If the fertilizer analysis is 16-4-8, the fertilizer ratio is 4-1-2; similarly, a 14-7-14 analysis would have a 2-1-2 ratio. Mature lawns generally require more nitrogen than phosphorus and potassium; therefore, ratios of 4-1-2 or 4-1-3 are commonly recommended. Turf maintenance fertilizers vary in nitrogen content and may contain a portion of the nitrogen as water insoluble or slowly available nitrogen.
The source of nitrogen in fertilizers influences nitrogen availability and turf response. There are two categories of nitrogen sources; quickly available and slowly available. Quickly available materials are water-soluble, can be readily utilized by the plant, are susceptible to leaching and have a relatively short period of response. Quickly available sources include ammonium nitrate urea, ammonium sulfate, and calcium nitrate. Slowly available nitrogen sources release their nitrogen over extended periods of time and are applied less frequently and at somewhat higher rates than the quickly available nitrogen sources. Slowly available sources are less susceptible to leaching and are preferred on sandy soil types, which tend to leach. Slowly available sources include urea formaldehyde (UF), UF based products (methylene ureas), sulfur coated urea (SCU), IBDU, natural organics (bone meal, fishmeal, dried blood, and animal manures), and activated sewage sludge.
If a fertilizer contains a slow release nitrogen source it will be listed on the label.
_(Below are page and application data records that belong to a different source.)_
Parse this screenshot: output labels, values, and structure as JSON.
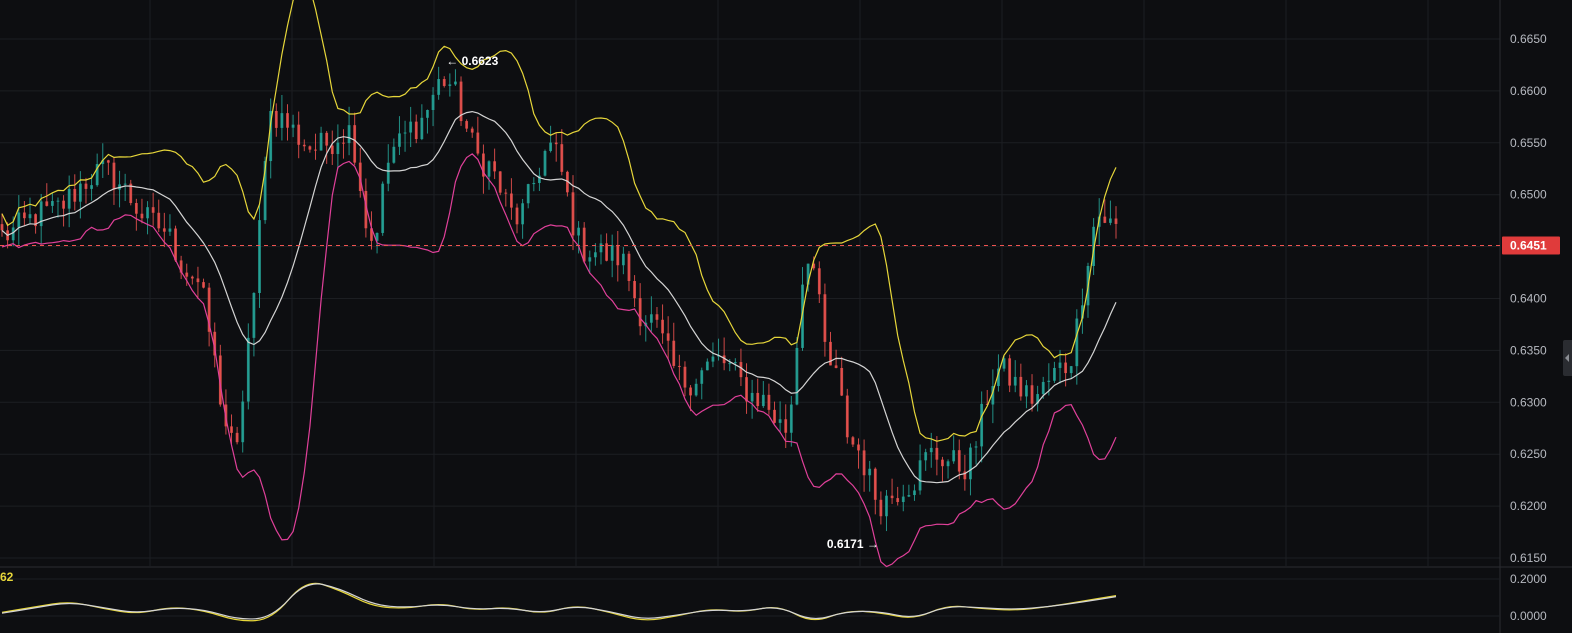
{
  "chart_data": [
    {
      "type": "candlestick",
      "overlays": [
        "bollinger-upper",
        "bollinger-middle",
        "bollinger-lower"
      ],
      "y_ticks": [
        "0.6650",
        "0.6600",
        "0.6550",
        "0.6500",
        "0.6400",
        "0.6350",
        "0.6300",
        "0.6250",
        "0.6200",
        "0.6150"
      ],
      "ylim": [
        0.614,
        0.6665
      ],
      "current_price": 0.6451,
      "current_price_label": "0.6451",
      "annotations": [
        {
          "label": "← 0.6623",
          "value": 0.6623,
          "index": 79
        },
        {
          "label": "0.6171 →",
          "value": 0.6171,
          "index": 157
        }
      ],
      "colors": {
        "up": "#26a69a",
        "down": "#ef5350",
        "upper_band": "#e6d63a",
        "middle_band": "#d4d4d4",
        "lower_band": "#e0409a",
        "price_line": "#ef5350",
        "grid": "#1c1e22"
      },
      "grid": true,
      "candle_count": 200,
      "path_anchors": [
        [
          0,
          0.6461
        ],
        [
          8,
          0.6483
        ],
        [
          18,
          0.6522
        ],
        [
          28,
          0.647
        ],
        [
          34,
          0.6423
        ],
        [
          42,
          0.6252
        ],
        [
          44,
          0.6361
        ],
        [
          48,
          0.6578
        ],
        [
          56,
          0.6545
        ],
        [
          62,
          0.6562
        ],
        [
          66,
          0.6458
        ],
        [
          70,
          0.6545
        ],
        [
          74,
          0.6568
        ],
        [
          79,
          0.6611
        ],
        [
          86,
          0.6532
        ],
        [
          92,
          0.6478
        ],
        [
          98,
          0.6545
        ],
        [
          104,
          0.6448
        ],
        [
          110,
          0.644
        ],
        [
          115,
          0.6382
        ],
        [
          122,
          0.632
        ],
        [
          128,
          0.634
        ],
        [
          135,
          0.6305
        ],
        [
          140,
          0.6275
        ],
        [
          144,
          0.6445
        ],
        [
          148,
          0.6335
        ],
        [
          152,
          0.626
        ],
        [
          157,
          0.6205
        ],
        [
          162,
          0.6222
        ],
        [
          166,
          0.625
        ],
        [
          172,
          0.6238
        ],
        [
          178,
          0.633
        ],
        [
          184,
          0.6305
        ],
        [
          190,
          0.6335
        ],
        [
          196,
          0.648
        ],
        [
          199,
          0.6468
        ]
      ]
    },
    {
      "type": "line",
      "label": "62",
      "y_ticks": [
        "0.2000",
        "0.0000"
      ],
      "ylim": [
        -0.045,
        0.23
      ],
      "series": [
        {
          "color": "#e6d63a",
          "values": [
            0.02,
            0.05,
            0.08,
            0.04,
            0.01,
            0.05,
            0.03,
            -0.03,
            -0.02,
            0.2,
            0.14,
            0.05,
            0.04,
            0.07,
            0.03,
            0.05,
            0.01,
            0.06,
            0.02,
            -0.03,
            0.0,
            0.04,
            0.02,
            0.06,
            -0.04,
            0.03,
            0.02,
            -0.02,
            0.06,
            0.04,
            0.03,
            0.05,
            0.08,
            0.11
          ]
        },
        {
          "color": "#d4d4d4",
          "values": [
            0.015,
            0.045,
            0.075,
            0.045,
            0.015,
            0.045,
            0.035,
            -0.02,
            -0.01,
            0.19,
            0.15,
            0.06,
            0.045,
            0.065,
            0.035,
            0.045,
            0.015,
            0.055,
            0.025,
            -0.02,
            0.005,
            0.035,
            0.025,
            0.055,
            -0.03,
            0.025,
            0.025,
            -0.015,
            0.055,
            0.045,
            0.035,
            0.05,
            0.075,
            0.105
          ]
        }
      ]
    }
  ]
}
For UF based fertilizers the portion of the nitrogen that is slowly available is listed on the fertilizer bag as Water Insoluble Nitrogen (WIN). For instance, a 20-10-10 fertilizer with 5% WIN has 5/20 or 1/4 of the nitrogen in the slowly available form. If you chose a fertilizer that provides nitrogen in a slowly available form, you should understand how to calculate WIN in order to determine which fertilizer best fits your lawn. If WIN is not listed on the fertilizer label, one should assume it is all water-soluble or quickly available nitrogen, unless the fertilizer label indicates it contains sulfur-coated urea. Sulfur-coated urea fertilizers do provide slowly available nitrogen, but the fertilizer label does not list it as WIN. If the fertilizer contains sulfur-coated urea, include that portion as water-insoluble nitrogen when determining the amount of nitrogen that is slowly available.
Statements on a fertilizer bag such as "contains 50% organic fertilizer" do not mean the fertilizer is 50% slowly available. Calculation of WIN as noted above or determination of the amount of another slowly available nitrogen source is the only reliable method of determining the portion of the fertilizer that is slowly available.
The Piedmont Master Gardener Association is presenting their Spring Garden Lecture Series on Wednesday evenings for the next four weeks. The topic this week is Flowering Shrubs. Please call the Charlottesville/Albemarle Extension office at 872-4580 for more information.
For more information about landscape topics contact your local Virginia Cooperative Extension office. The local Virginia Cooperative Extension office numbers are Albemarle 872-4580, Fluvanna 591-1950, Greene 985-5236, Louisa 540-967-3422, and Nelson 263-4035.